» **ABOUT THIS EXERCISE**
Make an exact copy of all the entries below, with the pictures left out.

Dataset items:
--------------------------------

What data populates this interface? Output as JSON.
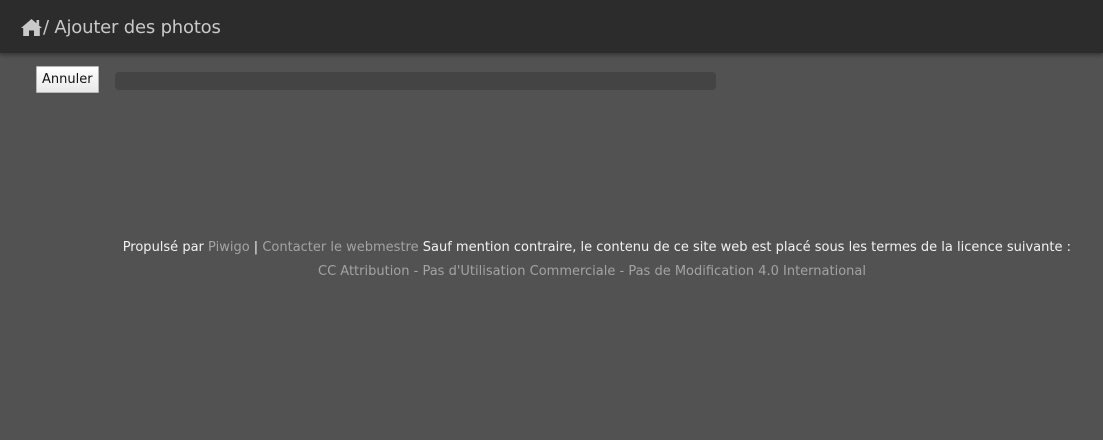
{
  "header": {
    "home_icon": "home-icon",
    "breadcrumb_text": "/ Ajouter des photos"
  },
  "toolbar": {
    "cancel_label": "Annuler"
  },
  "upload_progress": {
    "fraction": 0
  },
  "footer": {
    "powered_by": "Propulsé par",
    "piwigo_link": "Piwigo",
    "separator": "|",
    "contact_link": "Contacter le webmestre",
    "license_notice": "Sauf mention contraire, le contenu de ce site web est placé sous les termes de la licence suivante :",
    "license_link": "CC Attribution - Pas d'Utilisation Commerciale - Pas de Modification 4.0 International"
  },
  "colors": {
    "header_bg": "#2c2c2c",
    "page_bg": "#525252",
    "link": "#a3a3a3",
    "text": "#f2f2f2"
  }
}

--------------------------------

» **WRITTEN ANSWER**
What data populates this interface? Output as JSON.
{
  "header": {
    "home_icon": "home-icon",
    "breadcrumb_text": "/ Ajouter des photos"
  },
  "toolbar": {
    "cancel_label": "Annuler"
  },
  "upload_progress": {
    "fraction": 0
  },
  "footer": {
    "powered_by": "Propulsé par",
    "piwigo_link": "Piwigo",
    "separator": "|",
    "contact_link": "Contacter le webmestre",
    "license_notice": "Sauf mention contraire, le contenu de ce site web est placé sous les termes de la licence suivante :",
    "license_link": "CC Attribution - Pas d'Utilisation Commerciale - Pas de Modification 4.0 International"
  },
  "colors": {
    "header_bg": "#2c2c2c",
    "page_bg": "#525252",
    "link": "#a3a3a3",
    "text": "#f2f2f2"
  }
}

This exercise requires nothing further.